| To do |
The reply must contain all of the records, unchanged.

| Records for the task |
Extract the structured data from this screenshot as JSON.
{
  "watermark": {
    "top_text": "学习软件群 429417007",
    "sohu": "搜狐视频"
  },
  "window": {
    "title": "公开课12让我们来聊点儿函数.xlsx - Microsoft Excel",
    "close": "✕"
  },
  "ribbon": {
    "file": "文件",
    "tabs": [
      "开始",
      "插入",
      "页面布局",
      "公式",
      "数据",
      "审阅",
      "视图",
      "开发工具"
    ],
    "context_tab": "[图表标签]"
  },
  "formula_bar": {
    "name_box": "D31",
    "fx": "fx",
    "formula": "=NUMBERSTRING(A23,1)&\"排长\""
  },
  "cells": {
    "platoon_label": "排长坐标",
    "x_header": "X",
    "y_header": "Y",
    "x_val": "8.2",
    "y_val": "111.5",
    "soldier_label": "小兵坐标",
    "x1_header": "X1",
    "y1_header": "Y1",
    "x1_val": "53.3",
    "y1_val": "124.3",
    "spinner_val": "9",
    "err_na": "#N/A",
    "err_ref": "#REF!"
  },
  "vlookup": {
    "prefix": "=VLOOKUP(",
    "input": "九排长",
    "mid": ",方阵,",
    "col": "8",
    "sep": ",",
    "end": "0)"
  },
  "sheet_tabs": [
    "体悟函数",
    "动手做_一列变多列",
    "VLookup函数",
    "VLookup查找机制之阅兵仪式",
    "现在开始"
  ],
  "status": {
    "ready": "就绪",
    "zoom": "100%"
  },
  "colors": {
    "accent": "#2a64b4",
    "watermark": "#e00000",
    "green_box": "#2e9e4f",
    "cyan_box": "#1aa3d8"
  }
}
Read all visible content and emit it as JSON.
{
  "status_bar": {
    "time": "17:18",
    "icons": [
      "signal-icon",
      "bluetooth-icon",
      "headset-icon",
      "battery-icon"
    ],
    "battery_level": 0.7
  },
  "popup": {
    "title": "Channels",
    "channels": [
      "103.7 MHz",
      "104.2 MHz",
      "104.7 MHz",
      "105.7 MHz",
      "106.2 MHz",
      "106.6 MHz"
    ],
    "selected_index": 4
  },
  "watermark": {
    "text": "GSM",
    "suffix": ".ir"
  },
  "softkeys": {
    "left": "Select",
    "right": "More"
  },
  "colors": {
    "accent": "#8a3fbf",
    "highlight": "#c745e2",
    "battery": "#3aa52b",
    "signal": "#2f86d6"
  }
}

| Exercise solution |
Extract the structured data from this screenshot as JSON.
{
  "watermark": {
    "top_text": "学习软件群 429417007",
    "sohu": "搜狐视频"
  },
  "window": {
    "title": "公开课12让我们来聊点儿函数.xlsx - Microsoft Excel",
    "close": "✕"
  },
  "ribbon": {
    "file": "文件",
    "tabs": [
      "开始",
      "插入",
      "页面布局",
      "公式",
      "数据",
      "审阅",
      "视图",
      "开发工具"
    ],
    "context_tab": "[图表标签]"
  },
  "formula_bar": {
    "name_box": "D31",
    "fx": "fx",
    "formula": "=NUMBERSTRING(A23,1)&\"排长\""
  },
  "cells": {
    "platoon_label": "排长坐标",
    "x_header": "X",
    "y_header": "Y",
    "x_val": "8.2",
    "y_val": "111.5",
    "soldier_label": "小兵坐标",
    "x1_header": "X1",
    "y1_header": "Y1",
    "x1_val": "53.3",
    "y1_val": "124.3",
    "spinner_val": "9",
    "err_na": "#N/A",
    "err_ref": "#REF!"
  },
  "vlookup": {
    "prefix": "=VLOOKUP(",
    "input": "九排长",
    "mid": ",方阵,",
    "col": "8",
    "sep": ",",
    "end": "0)"
  },
  "sheet_tabs": [
    "体悟函数",
    "动手做_一列变多列",
    "VLookup函数",
    "VLookup查找机制之阅兵仪式",
    "现在开始"
  ],
  "status": {
    "ready": "就绪",
    "zoom": "100%"
  },
  "colors": {
    "accent": "#2a64b4",
    "watermark": "#e00000",
    "green_box": "#2e9e4f",
    "cyan_box": "#1aa3d8"
  }
}
Read all visible content and emit it as JSON.
{
  "status_bar": {
    "time": "17:18",
    "icons": [
      "signal-icon",
      "bluetooth-icon",
      "headset-icon",
      "battery-icon"
    ],
    "battery_level": 0.7
  },
  "popup": {
    "title": "Channels",
    "channels": [
      "103.7 MHz",
      "104.2 MHz",
      "104.7 MHz",
      "105.7 MHz",
      "106.2 MHz",
      "106.6 MHz"
    ],
    "selected_index": 4
  },
  "watermark": {
    "text": "GSM",
    "suffix": ".ir"
  },
  "softkeys": {
    "left": "Select",
    "right": "More"
  },
  "colors": {
    "accent": "#8a3fbf",
    "highlight": "#c745e2",
    "battery": "#3aa52b",
    "signal": "#2f86d6"
  }
}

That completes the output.